When the market saps the stock price of a company that appears to be doing well, it can be baffling. Case in point: Shoemaker Skechers (NYSE:SKX), which has a strong balance sheet, a reasonable growth story, and an ugly stock chart for 2018.

In this segment from MarketFoolery, host Chris Hill and senior analyst Seth Jayson respond to a curious listener who wants to know if the major declines in Skechers' share price are entirely due to the U.S. trade war with China, or if there's something he's missing.

A full transcript follows the video.

This video was recorded on Dec. 18, 2018.

Chris Hill: Question from Matt in Akron, Ohio. "What are your thoughts on Skechers? I have long felt it is a solid company with very little debt and a good growth story. I know the China fears are playing into the decline in price. Is there something else driving it lower that I'm missing?" Great question! Is he missing something?

Seth Jayson: If he's missing it, I'm missing it, too. I looked through it today. I haven't caught up with Skechers for a while. Was it Matt in Columbus?

Hill: Akron. But, yes, Matt.

Jayson: Akron, Columbus. Ohio. It's Ohio.

Hill: [laughs] You know what? I bet there's some level of rivalry between Akron and Columbus.

Jayson: There's some Akron-mony?

Hill: [groans] Let's move on!

Jayson: Let's move on! Domestic wholesale was down slightly in the last call. But, expected to get a little better for Q4. Maybe nobody's expecting that anymore. International was doing pretty well as of Q3. That's more than half the business right now. I hadn't realized that Skechers has almost 3,000 stores worldwide now, in addition to their direct business, the wholesale business. They're really everywhere. They're No. 1 in a whole bunch of categories. I buy a lot of Skechers shoes for my little girl. She's nine and she still likes the flashy shoes. They're generally pretty decent shoes. They look alright for her. They're comfy and they last the appropriate amount of time.

International is doing well. I'm going to say, maybe it's just the China thing for right now. They talked about it in the last call. They still don't know quite what's going on. Nobody does. Their products, as of right now, are not subject to increased tariffs, but they could be if the next tranche of a trade puffery goes through. But, they're always looking at ways to move their manufacturing to other countries. Now, so is everybody else at this point. I would say that maybe the takeaway here is we should all open a shoe factory in Indonesia or Vietnam.

The strong dollar is also making things a little bit tougher. I think we just have the wall of worry here. When you look at how far the stock has come back, and you look at the strong margins they usually produce, the good cash flow production and the balance sheet, Skechers looks like a pretty good long-term bet to me, from this level. May get a chance to get it in the teens or something, it'll be a steal.

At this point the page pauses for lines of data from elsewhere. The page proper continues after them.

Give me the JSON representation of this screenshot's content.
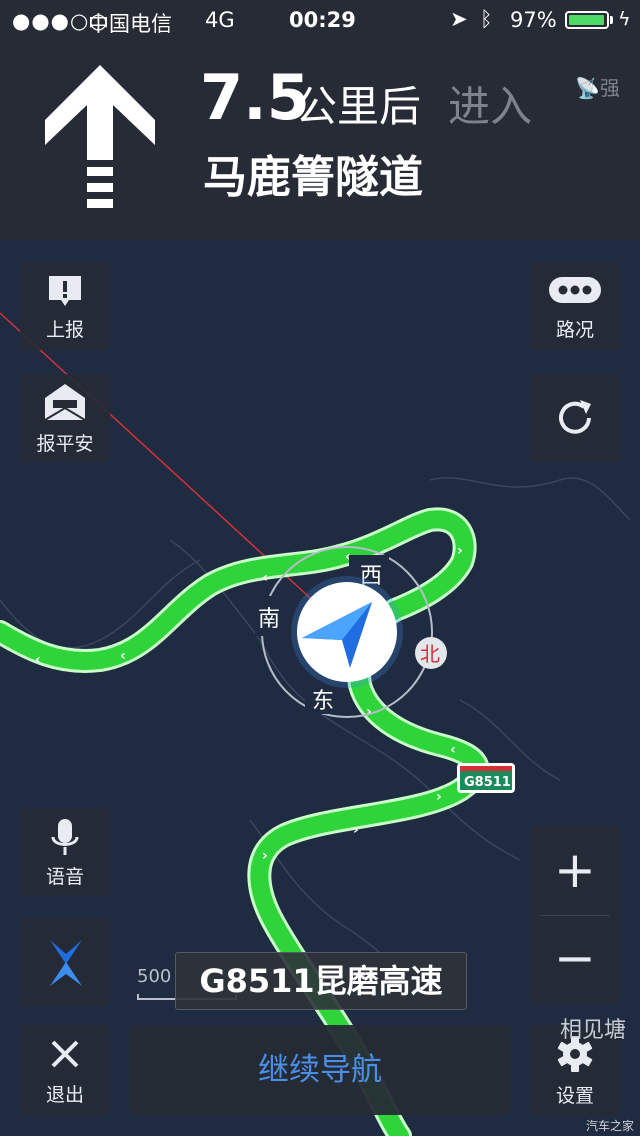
{
  "status_bar": {
    "signal": "●●●○○",
    "carrier": "中国电信",
    "network": "4G",
    "time": "00:29",
    "battery_percent": "97%",
    "battery_level": 0.97
  },
  "nav_header": {
    "distance": "7.5",
    "distance_unit": "公里后",
    "action": "进入",
    "road_name": "马鹿箐隧道",
    "gps_strength": "强"
  },
  "buttons": {
    "report": "上报",
    "traffic": "路况",
    "safe_report": "报平安",
    "voice": "语音",
    "exit": "退出",
    "settings": "设置",
    "continue_nav": "继续导航",
    "zoom_in": "+",
    "zoom_out": "−"
  },
  "compass": {
    "west": "西",
    "south": "南",
    "east": "东",
    "north": "北"
  },
  "map": {
    "highway_shield": "G8511",
    "current_road": "G8511昆磨高速",
    "scale_label": "500",
    "place_name": "相见塘"
  },
  "colors": {
    "route": "#2fd33a",
    "route_border": "#c9ffc9",
    "accent_blue": "#3a8ef0",
    "map_bg": "#1f2b40",
    "panel_bg": "#262b35"
  },
  "watermark": "汽车之家"
}
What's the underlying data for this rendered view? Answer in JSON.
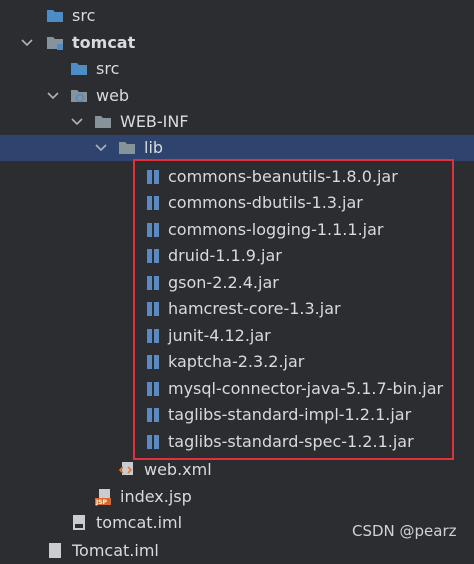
{
  "tree": {
    "src_top": "src",
    "tomcat": "tomcat",
    "tomcat_src": "src",
    "web": "web",
    "web_inf": "WEB-INF",
    "lib": "lib",
    "jars": [
      "commons-beanutils-1.8.0.jar",
      "commons-dbutils-1.3.jar",
      "commons-logging-1.1.1.jar",
      "druid-1.1.9.jar",
      "gson-2.2.4.jar",
      "hamcrest-core-1.3.jar",
      "junit-4.12.jar",
      "kaptcha-2.3.2.jar",
      "mysql-connector-java-5.1.7-bin.jar",
      "taglibs-standard-impl-1.2.1.jar",
      "taglibs-standard-spec-1.2.1.jar"
    ],
    "web_xml": "web.xml",
    "index_jsp": "index.jsp",
    "jsp_badge": "JSP",
    "tomcat_iml": "tomcat.iml",
    "bottom_partial": "Tomcat.iml"
  },
  "watermark": "CSDN @pearz",
  "colors": {
    "background": "#2b2d30",
    "selection": "#2e436e",
    "highlight_border": "#e0313c",
    "folder": "#87939a",
    "source_folder": "#4e8cc6",
    "jar": "#5b89c2"
  }
}
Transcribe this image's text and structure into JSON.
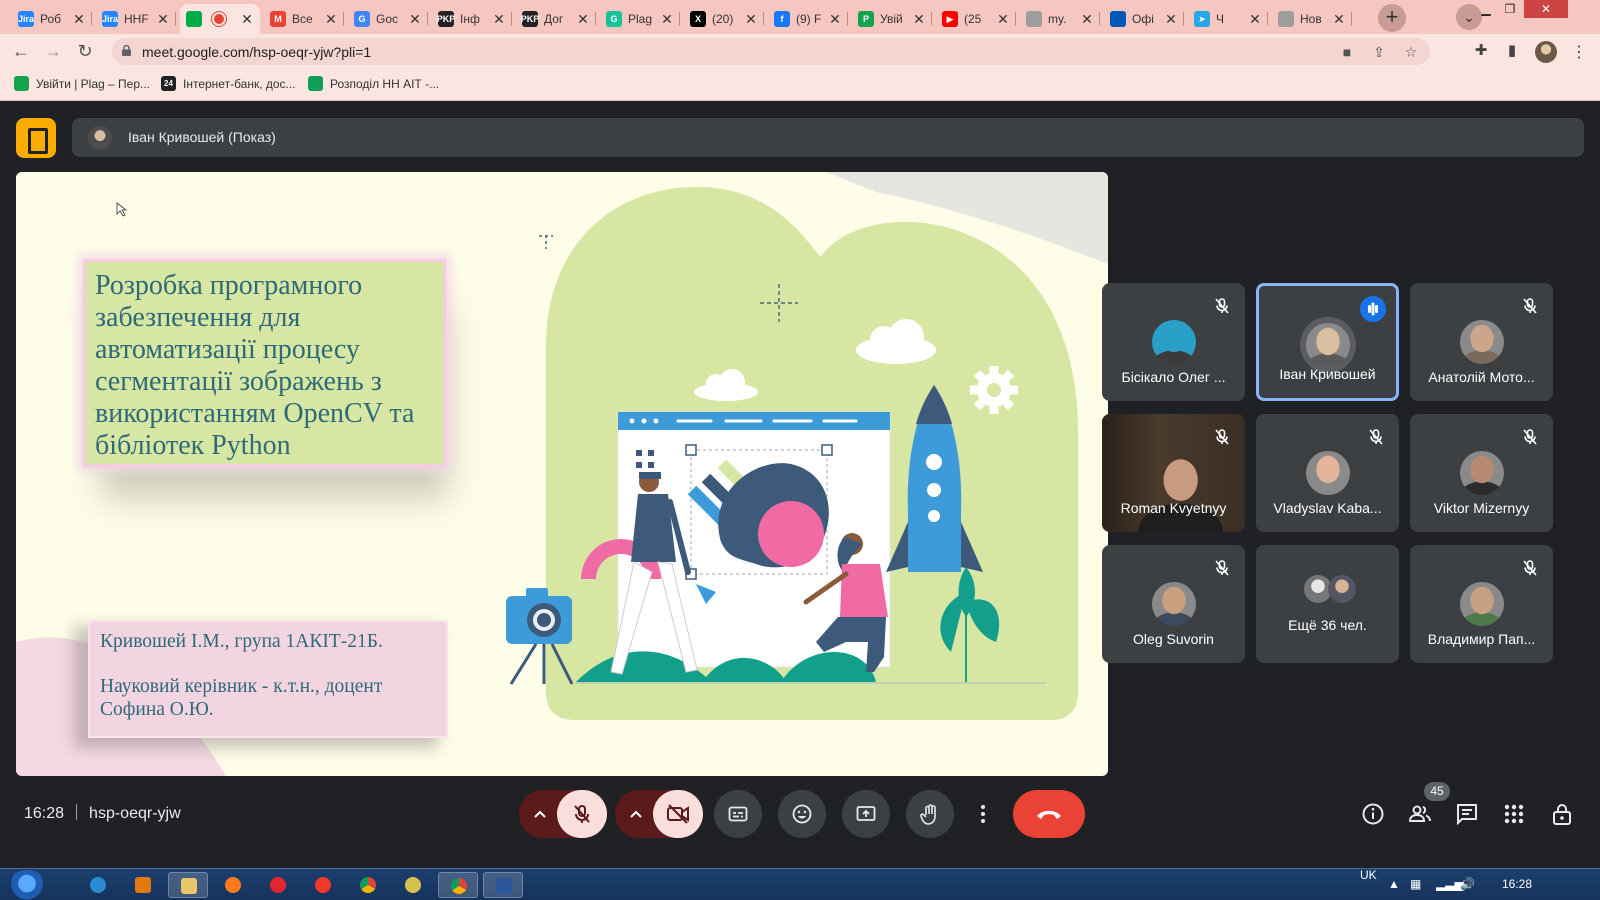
{
  "tabs": [
    {
      "title": "Роб",
      "favicon": "jira-icon",
      "color": "#2684ff",
      "glyph": "Jira"
    },
    {
      "title": "HHF",
      "favicon": "jira-icon",
      "color": "#2684ff",
      "glyph": "Jira"
    },
    {
      "title": "",
      "favicon": "google-meet-icon",
      "color": "#00ac47",
      "glyph": "",
      "active": true,
      "recording": true
    },
    {
      "title": "Все",
      "favicon": "gmail-icon",
      "color": "#ea4335",
      "glyph": "M"
    },
    {
      "title": "Goc",
      "favicon": "google-translate-icon",
      "color": "#4285f4",
      "glyph": "G"
    },
    {
      "title": "Інф",
      "favicon": "pkp-icon",
      "color": "#222222",
      "glyph": "PKP"
    },
    {
      "title": "Дог",
      "favicon": "pkp-icon",
      "color": "#222222",
      "glyph": "PKP"
    },
    {
      "title": "Plag",
      "favicon": "grammarly-icon",
      "color": "#15c39a",
      "glyph": "G"
    },
    {
      "title": "(20)",
      "favicon": "x-twitter-icon",
      "color": "#000000",
      "glyph": "X"
    },
    {
      "title": "(9) F",
      "favicon": "facebook-icon",
      "color": "#1877f2",
      "glyph": "f"
    },
    {
      "title": "Увій",
      "favicon": "plag-icon",
      "color": "#14a44d",
      "glyph": "P"
    },
    {
      "title": "(25",
      "favicon": "youtube-icon",
      "color": "#ff0000",
      "glyph": "▶"
    },
    {
      "title": "my.",
      "favicon": "globe-icon",
      "color": "#9e9e9e",
      "glyph": ""
    },
    {
      "title": "Офі",
      "favicon": "ukraine-icon",
      "color": "#0057b7",
      "glyph": ""
    },
    {
      "title": "Ч",
      "favicon": "telegram-icon",
      "color": "#27a7e7",
      "glyph": "➤"
    },
    {
      "title": "Нов",
      "favicon": "globe-icon",
      "color": "#9e9e9e",
      "glyph": ""
    }
  ],
  "url": "meet.google.com/hsp-oeqr-yjw?pli=1",
  "bookmarks": [
    {
      "label": "Увійти | Plag – Пер...",
      "icon": "plag-icon",
      "color": "#14a44d"
    },
    {
      "label": "Інтернет-банк, дос...",
      "icon": "bank-24-icon",
      "color": "#222222",
      "glyph": "24"
    },
    {
      "label": "Розподіл НН АІТ -...",
      "icon": "google-sheets-icon",
      "color": "#0f9d58"
    }
  ],
  "presenter": {
    "name": "Іван Кривошей (Показ)"
  },
  "slide": {
    "title": "Розробка програмного забезпечення для автоматизації процесу сегментації зображень з використанням OpenCV та бібліотек Python",
    "author": "Кривошей І.М., група 1АКІТ-21Б.",
    "supervisor": "Науковий керівник - к.т.н., доцент Софина О.Ю."
  },
  "participants": [
    {
      "name": "Бісікало Олег ...",
      "muted": true
    },
    {
      "name": "Іван Кривошей",
      "muted": false,
      "speaking": true
    },
    {
      "name": "Анатолій Мото...",
      "muted": true
    },
    {
      "name": "Roman Kvyetnyy",
      "muted": true,
      "video": true
    },
    {
      "name": "Vladyslav Kaba...",
      "muted": true
    },
    {
      "name": "Viktor Mizernyy",
      "muted": true
    },
    {
      "name": "Oleg Suvorin",
      "muted": true
    },
    {
      "name": "Ещё 36 чел.",
      "muted": false,
      "more": true
    },
    {
      "name": "Владимир Пап...",
      "muted": true
    }
  ],
  "meeting": {
    "time": "16:28",
    "code": "hsp-oeqr-yjw",
    "people_count": "45"
  },
  "taskbar": {
    "lang": "UK",
    "time": "16:28"
  },
  "colors": {
    "accent": "#8ab4f8",
    "end_call": "#ea4335",
    "off_state": "#f9dedc"
  }
}
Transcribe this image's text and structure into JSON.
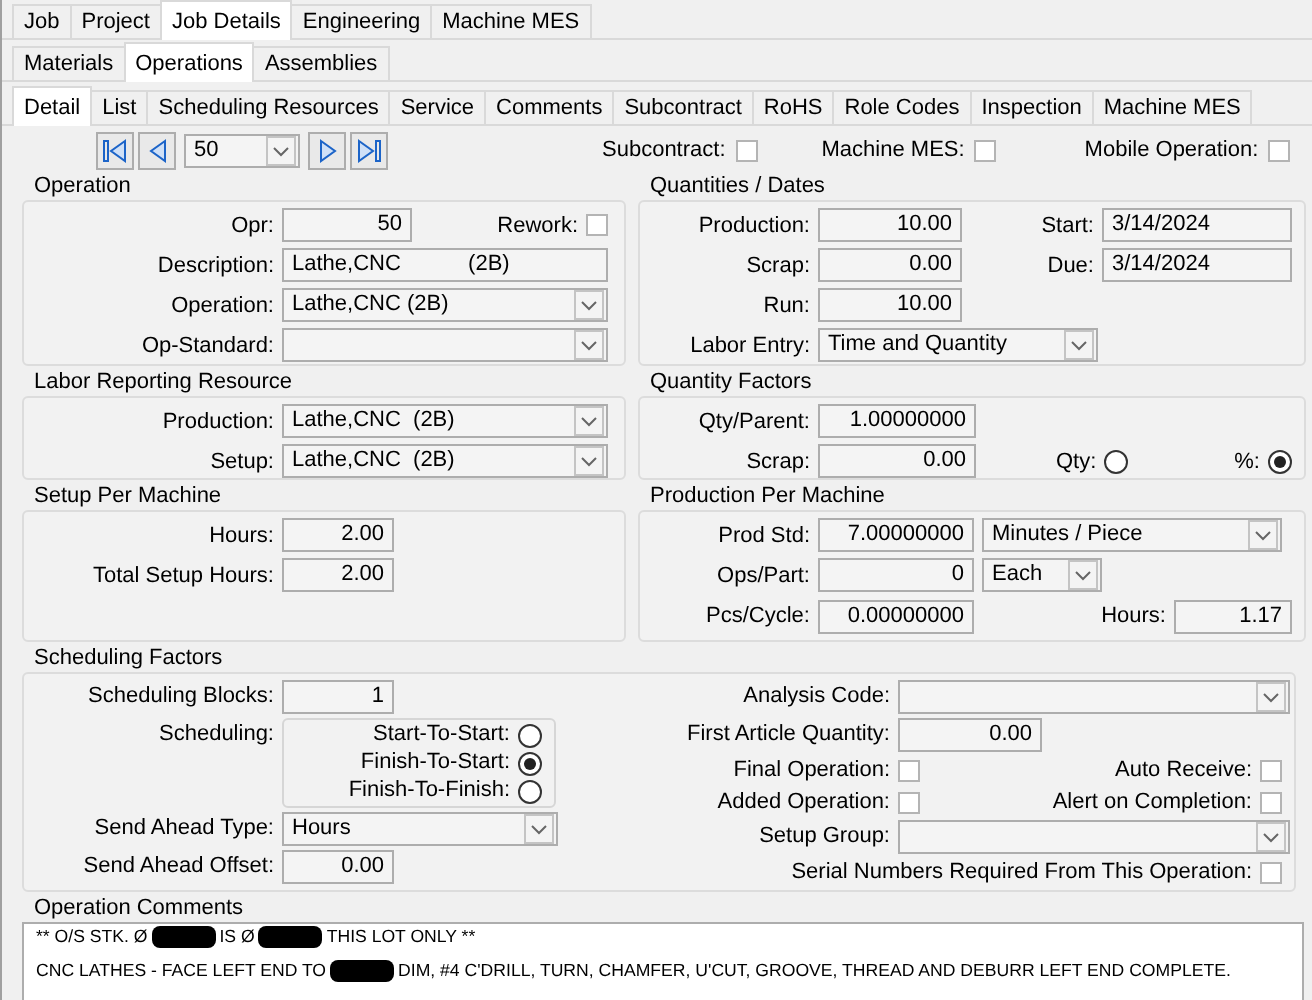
{
  "top_tabs": [
    {
      "label": "Job",
      "selected": false
    },
    {
      "label": "Project",
      "selected": false
    },
    {
      "label": "Job Details",
      "selected": true
    },
    {
      "label": "Engineering",
      "selected": false
    },
    {
      "label": "Machine MES",
      "selected": false
    }
  ],
  "sub_tabs": [
    {
      "label": "Materials",
      "selected": false
    },
    {
      "label": "Operations",
      "selected": true
    },
    {
      "label": "Assemblies",
      "selected": false
    }
  ],
  "detail_tabs": [
    {
      "label": "Detail",
      "selected": true
    },
    {
      "label": "List",
      "selected": false
    },
    {
      "label": "Scheduling Resources",
      "selected": false
    },
    {
      "label": "Service",
      "selected": false
    },
    {
      "label": "Comments",
      "selected": false
    },
    {
      "label": "Subcontract",
      "selected": false
    },
    {
      "label": "RoHS",
      "selected": false
    },
    {
      "label": "Role Codes",
      "selected": false
    },
    {
      "label": "Inspection",
      "selected": false
    },
    {
      "label": "Machine MES",
      "selected": false
    }
  ],
  "navigator": {
    "value": "50",
    "flags": [
      {
        "label": "Subcontract:",
        "checked": false
      },
      {
        "label": "Machine MES:",
        "checked": false
      },
      {
        "label": "Mobile Operation:",
        "checked": false
      }
    ]
  },
  "operation": {
    "title": "Operation",
    "opr": {
      "label": "Opr:",
      "value": "50"
    },
    "rework": {
      "label": "Rework:",
      "checked": false
    },
    "description": {
      "label": "Description:",
      "value": "Lathe,CNC           (2B)"
    },
    "operation": {
      "label": "Operation:",
      "value": "Lathe,CNC (2B)"
    },
    "op_standard": {
      "label": "Op-Standard:"
    }
  },
  "quantities_dates": {
    "title": "Quantities / Dates",
    "production": {
      "label": "Production:",
      "value": "10.00"
    },
    "start": {
      "label": "Start:",
      "value": "3/14/2024"
    },
    "scrap": {
      "label": "Scrap:",
      "value": "0.00"
    },
    "due": {
      "label": "Due:",
      "value": "3/14/2024"
    },
    "run": {
      "label": "Run:",
      "value": "10.00"
    },
    "labor_entry": {
      "label": "Labor Entry:",
      "value": "Time and Quantity"
    }
  },
  "labor_reporting_resource": {
    "title": "Labor Reporting Resource",
    "production": {
      "label": "Production:",
      "value": "Lathe,CNC  (2B)"
    },
    "setup": {
      "label": "Setup:",
      "value": "Lathe,CNC  (2B)"
    }
  },
  "quantity_factors": {
    "title": "Quantity Factors",
    "qty_per_parent": {
      "label": "Qty/Parent:",
      "value": "1.00000000"
    },
    "scrap": {
      "label": "Scrap:",
      "value": "0.00"
    },
    "scrap_basis": [
      {
        "label": "Qty:",
        "selected": false
      },
      {
        "label": "%:",
        "selected": true
      }
    ]
  },
  "setup_per_machine": {
    "title": "Setup Per Machine",
    "hours": {
      "label": "Hours:",
      "value": "2.00"
    },
    "total_setup_hours": {
      "label": "Total Setup Hours:",
      "value": "2.00"
    }
  },
  "production_per_machine": {
    "title": "Production Per Machine",
    "prod_std": {
      "label": "Prod Std:",
      "value": "7.00000000",
      "unit": "Minutes / Piece"
    },
    "ops_per_part": {
      "label": "Ops/Part:",
      "value": "0",
      "unit": "Each"
    },
    "pcs_per_cycle": {
      "label": "Pcs/Cycle:",
      "value": "0.00000000"
    },
    "hours": {
      "label": "Hours:",
      "value": "1.17"
    }
  },
  "scheduling_factors": {
    "title": "Scheduling Factors",
    "scheduling_blocks": {
      "label": "Scheduling Blocks:",
      "value": "1"
    },
    "scheduling": {
      "label": "Scheduling:",
      "options": [
        {
          "label": "Start-To-Start:",
          "selected": false
        },
        {
          "label": "Finish-To-Start:",
          "selected": true
        },
        {
          "label": "Finish-To-Finish:",
          "selected": false
        }
      ]
    },
    "send_ahead_type": {
      "label": "Send Ahead Type:",
      "value": "Hours"
    },
    "send_ahead_offset": {
      "label": "Send Ahead Offset:",
      "value": "0.00"
    },
    "analysis_code": {
      "label": "Analysis Code:"
    },
    "first_article_quantity": {
      "label": "First Article Quantity:",
      "value": "0.00"
    },
    "final_operation": {
      "label": "Final Operation:",
      "checked": false
    },
    "auto_receive": {
      "label": "Auto Receive:",
      "checked": false
    },
    "added_operation": {
      "label": "Added Operation:",
      "checked": false
    },
    "alert_on_completion": {
      "label": "Alert on Completion:",
      "checked": false
    },
    "setup_group": {
      "label": "Setup Group:"
    },
    "serial_numbers_required": {
      "label": "Serial Numbers Required From This Operation:",
      "checked": false
    }
  },
  "operation_comments": {
    "title": "Operation Comments",
    "lines": [
      {
        "segments": [
          {
            "kind": "text",
            "text": "** O/S STK. Ø"
          },
          {
            "kind": "redacted"
          },
          {
            "kind": "text",
            "text": "IS Ø"
          },
          {
            "kind": "redacted"
          },
          {
            "kind": "text",
            "text": "THIS LOT ONLY **"
          }
        ]
      },
      {
        "segments": [
          {
            "kind": "text",
            "text": "CNC LATHES - FACE LEFT END TO"
          },
          {
            "kind": "redacted"
          },
          {
            "kind": "text",
            "text": "DIM, #4 C'DRILL, TURN, CHAMFER, U'CUT, GROOVE, THREAD AND DEBURR LEFT END COMPLETE."
          }
        ]
      }
    ]
  }
}
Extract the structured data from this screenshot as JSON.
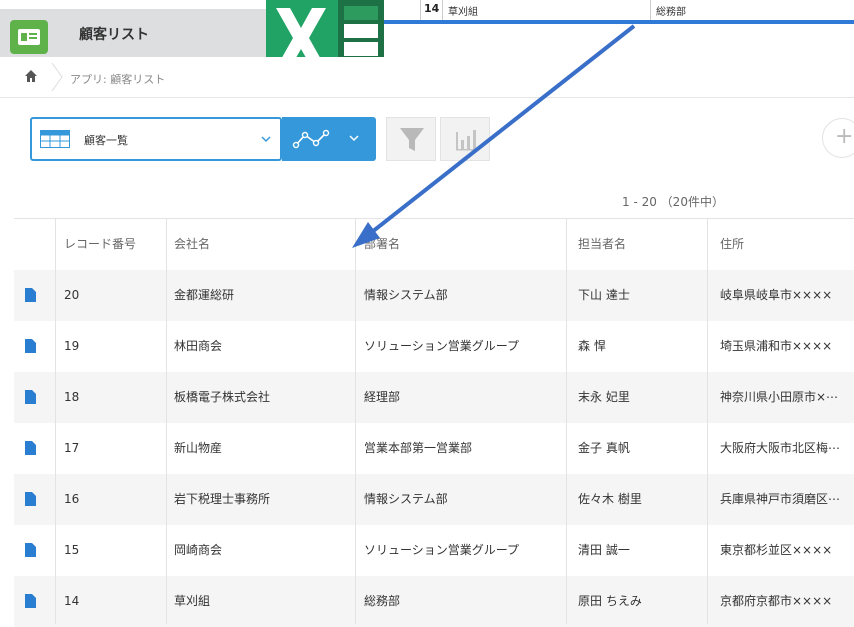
{
  "excel_strip": {
    "record": "14",
    "company": "草刈組",
    "department": "総務部"
  },
  "app": {
    "title": "顧客リスト"
  },
  "breadcrumb": {
    "text": "アプリ: 顧客リスト"
  },
  "toolbar": {
    "view_label": "顧客一覧"
  },
  "pager": {
    "text": "1 - 20 （20件中）"
  },
  "table": {
    "headers": [
      "レコード番号",
      "会社名",
      "部署名",
      "担当者名",
      "住所"
    ],
    "rows": [
      {
        "id": "20",
        "company": "金都運総研",
        "department": "情報システム部",
        "person": "下山 達士",
        "address": "岐阜県岐阜市××××"
      },
      {
        "id": "19",
        "company": "林田商会",
        "department": "ソリューション営業グループ",
        "person": "森 悍",
        "address": "埼玉県浦和市××××"
      },
      {
        "id": "18",
        "company": "板橋電子株式会社",
        "department": "経理部",
        "person": "末永 妃里",
        "address": "神奈川県小田原市×⋯"
      },
      {
        "id": "17",
        "company": "新山物産",
        "department": "営業本部第一営業部",
        "person": "金子 真帆",
        "address": "大阪府大阪市北区梅⋯"
      },
      {
        "id": "16",
        "company": "岩下税理士事務所",
        "department": "情報システム部",
        "person": "佐々木 樹里",
        "address": "兵庫県神戸市須磨区⋯"
      },
      {
        "id": "15",
        "company": "岡崎商会",
        "department": "ソリューション営業グループ",
        "person": "清田 誠一",
        "address": "東京都杉並区××××"
      },
      {
        "id": "14",
        "company": "草刈組",
        "department": "総務部",
        "person": "原田 ちえみ",
        "address": "京都府京都市××××"
      }
    ]
  },
  "colors": {
    "accent": "#3498db",
    "excel_green": "#1e7145",
    "app_green": "#5fb14a",
    "arrow": "#3a6fc9"
  }
}
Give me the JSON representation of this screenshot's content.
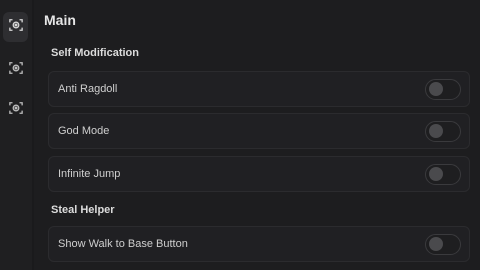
{
  "sidebar": {
    "items": [
      {
        "icon": "target-icon",
        "active": true
      },
      {
        "icon": "target-icon",
        "active": false
      },
      {
        "icon": "target-icon",
        "active": false
      }
    ]
  },
  "main": {
    "title": "Main",
    "sections": [
      {
        "label": "Self Modification",
        "toggles": [
          {
            "label": "Anti Ragdoll",
            "on": false
          },
          {
            "label": "God Mode",
            "on": false
          },
          {
            "label": "Infinite Jump",
            "on": false
          }
        ]
      },
      {
        "label": "Steal Helper",
        "toggles": [
          {
            "label": "Show Walk to Base Button",
            "on": false
          }
        ]
      }
    ]
  },
  "colors": {
    "panel_bg": "#1d1d1f",
    "row_bg": "#202023",
    "toggle_off": "#4a4a4d"
  }
}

Hill: I was going to say, just to be more specific about the numbers, eight months ago, this stock was in the low 40s. Today, it's in the low 20s. Not that you ever want to try and time things perfectly for buying at the bottom, but it certainly has come back a long way.

Jayson: Personally, if we weren't talking about it today, I probably would have bought a third position. When Chris sent this over to me for an idea, the only question I had is, why is anyone so interested in Skechers? Because last I saw, it was $40, and the valuation looked like it was ahead of itself. At $20, we're talking about a much different proposition. I like a company like this, that's pretty steady and trading at a decent discount. Over the years, their return on invested capital vs. their cost of capital is great. They have good returns. They're really solid. I don't see anything that I would worry about, but I've been wrong before.

This article represents the opinion of the writer, who may disagree with the “official” recommendation position of a Motley Fool premium advisory service. We’re motley! Questioning an investing thesis -- even one of our own -- helps us all think critically about investing and make decisions that help us become smarter, happier, and richer.